The second series of groups that I offered were based on gaps in academic, attendance, and behavior data. Three Mindful Math Groups were developed to address a gap in the 2014-2015 VA Standards of Learning scores in Math. These groups were tied to the Close the Gap Goal One and used mindfulness and executive functioning skills to support nineteen, fifth grade students. I also created a group to increase the attendance rate for three first grade students. I included three additional students in the group who were having school anxiety due to missing their parent. The three students who were targeted for attendance improved their attendance by 36% during third quarter.
The small group that I highlighted for the Small Group Responsive Services addressed a gap with behavior-related office visits. I identified eight second grade boys who had the highest number of office visits in the school and designed a program to target increasing their ability to demonstrate self-control and reduce their number of behavior-related office visits. According to a study done in 2012, school and classroom programs that incorporate mind-body practices, such as yoga, have demonstrated positive outcomes for overall well-being, resilience, self-regulation of negative behaviors, academic performance, and test scores (Sprengel & Fritts, 2012). Recent research also suggests that providing yoga within the school curriculum may be an effective way to help students develop self-regulation and mind-body awareness, which could result in positive student outcomes such as improved behavior and academic performance (Butzer, Bury & Telles, 2016).
Based on this research and with the support of the Cherry Run Elementary School community, I decided to facilitate yoga with this group to improve their self-control. I also linked my small group intervention directly to the evidence-based Second Step program that I was using to address Program Goal Two. I witnessed tremendous success with this group! During second quarter the boys visited the office a total of ten times. During third quarter the boys visited the office twice and during fourth quarter, the boys had zero office visits! Based on the success of this group, I plan to integrate yoga into my school counseling program next year. My school administration supported me in attending a Yoga 4 Classrooms training in July 2016, and I recently completed a 95-hour Children’s Yoga Teacher Training. With these newly acquired skills and knowledge I plan to offer staff development on this topic to create systemic change within my school culture that promotes positive behavior. I also plan to address my students’ needs by incorporating yoga into my classroom lessons during the 2016-2017 school year. There are so many ways that yoga can support academic and social/emotional learning and I am excited for the future of my program.

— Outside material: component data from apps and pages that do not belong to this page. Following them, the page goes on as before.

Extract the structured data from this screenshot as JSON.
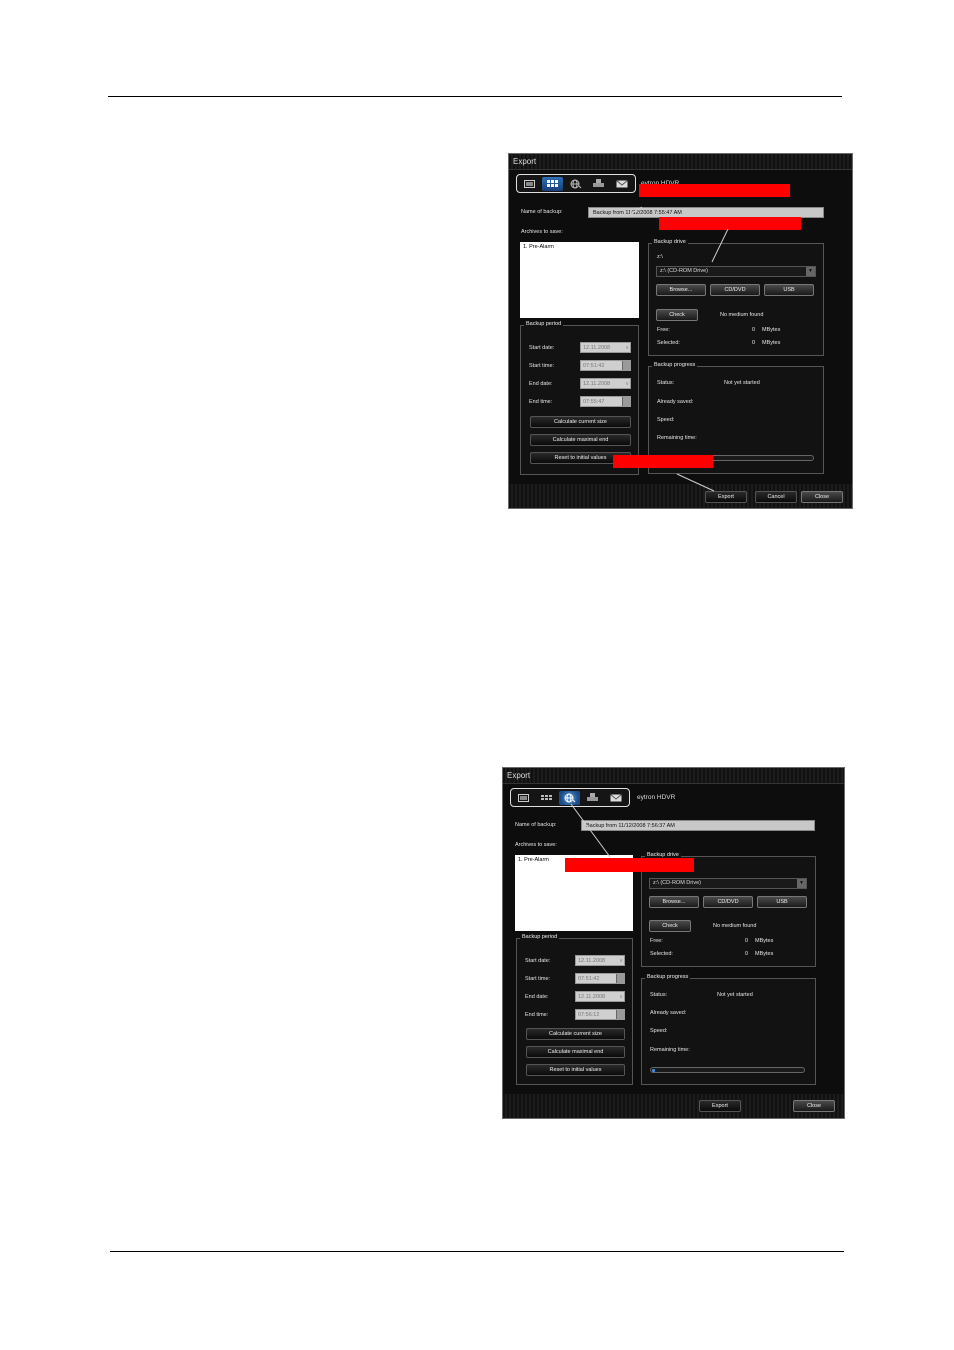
{
  "windows": [
    {
      "title": "Export",
      "system_name": "eytron HDVR",
      "name_label": "Name of backup:",
      "name_value": "Backup from 11/12/2008 7:55:47 AM",
      "archives_label": "Archives to save:",
      "archives": [
        "1. Pre-Alarm"
      ],
      "backup_drive": {
        "title": "Backup drive",
        "drive_letter": "z:\\",
        "selected": "z:\\ (CD-ROM Drive)",
        "browse": "Browse...",
        "cddvd": "CD/DVD",
        "usb": "USB",
        "check": "Check",
        "check_status": "No medium found",
        "free_label": "Free:",
        "free_value": "0",
        "free_unit": "MBytes",
        "selected_label": "Selected:",
        "selected_value": "0",
        "selected_unit": "MBytes"
      },
      "backup_period": {
        "title": "Backup period",
        "start_date_label": "Start date:",
        "start_date": "12.11.2008",
        "start_time_label": "Start time:",
        "start_time": "07:51:42",
        "end_date_label": "End date:",
        "end_date": "12.11.2008",
        "end_time_label": "End time:",
        "end_time": "07:55:47",
        "calc_size": "Calculate current size",
        "calc_end": "Calculate maximal end",
        "reset": "Reset to initial values"
      },
      "backup_progress": {
        "title": "Backup progress",
        "status_label": "Status:",
        "status_value": "Not yet started",
        "already_label": "Already saved:",
        "speed_label": "Speed:",
        "remaining_label": "Remaining time:",
        "progress": 0
      },
      "footer": {
        "export": "Export",
        "cancel": "Cancel",
        "close": "Close"
      }
    },
    {
      "title": "Export",
      "system_name": "eytron HDVR",
      "name_label": "Name of backup:",
      "name_value": "Backup from 11/12/2008 7:56:37 AM",
      "archives_label": "Archives to save:",
      "archives": [
        "1. Pre-Alarm"
      ],
      "backup_drive": {
        "title": "Backup drive",
        "selected": "z:\\ (CD-ROM Drive)",
        "browse": "Browse...",
        "cddvd": "CD/DVD",
        "usb": "USB",
        "check": "Check",
        "check_status": "No medium found",
        "free_label": "Free:",
        "free_value": "0",
        "free_unit": "MBytes",
        "selected_label": "Selected:",
        "selected_value": "0",
        "selected_unit": "MBytes"
      },
      "backup_period": {
        "title": "Backup period",
        "start_date_label": "Start date:",
        "start_date": "12.11.2008",
        "start_time_label": "Start time:",
        "start_time": "07:51:42",
        "end_date_label": "End date:",
        "end_date": "12.11.2008",
        "end_time_label": "End time:",
        "end_time": "07:56:12",
        "calc_size": "Calculate current size",
        "calc_end": "Calculate maximal end",
        "reset": "Reset to initial values"
      },
      "backup_progress": {
        "title": "Backup progress",
        "status_label": "Status:",
        "status_value": "Not yet started",
        "already_label": "Already saved:",
        "speed_label": "Speed:",
        "remaining_label": "Remaining time:",
        "progress": 0.01
      },
      "footer": {
        "export": "Export",
        "close": "Close"
      }
    }
  ],
  "colors": {
    "redaction": "#ff0000",
    "window_bg": "#0d0d0d",
    "active_tab": "#2d6fb8"
  },
  "icons": [
    "monitor-icon",
    "grid-icon",
    "globe-icon",
    "printer-icon",
    "envelope-icon"
  ]
}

Small groups were successful this year. Next year, I definitely plan to use the suggestions in the ASCA Implementation Guide and design all of my needs assessments using a 4 point Likert scale that address changes in students’ attitudes, knowledge, and/or skills. I will also limit the number ASCA Mindsets and Behaviors that I select and plan to make my questions on my assessments tie directly to the Mindsets and Behaviors in my learning objectives.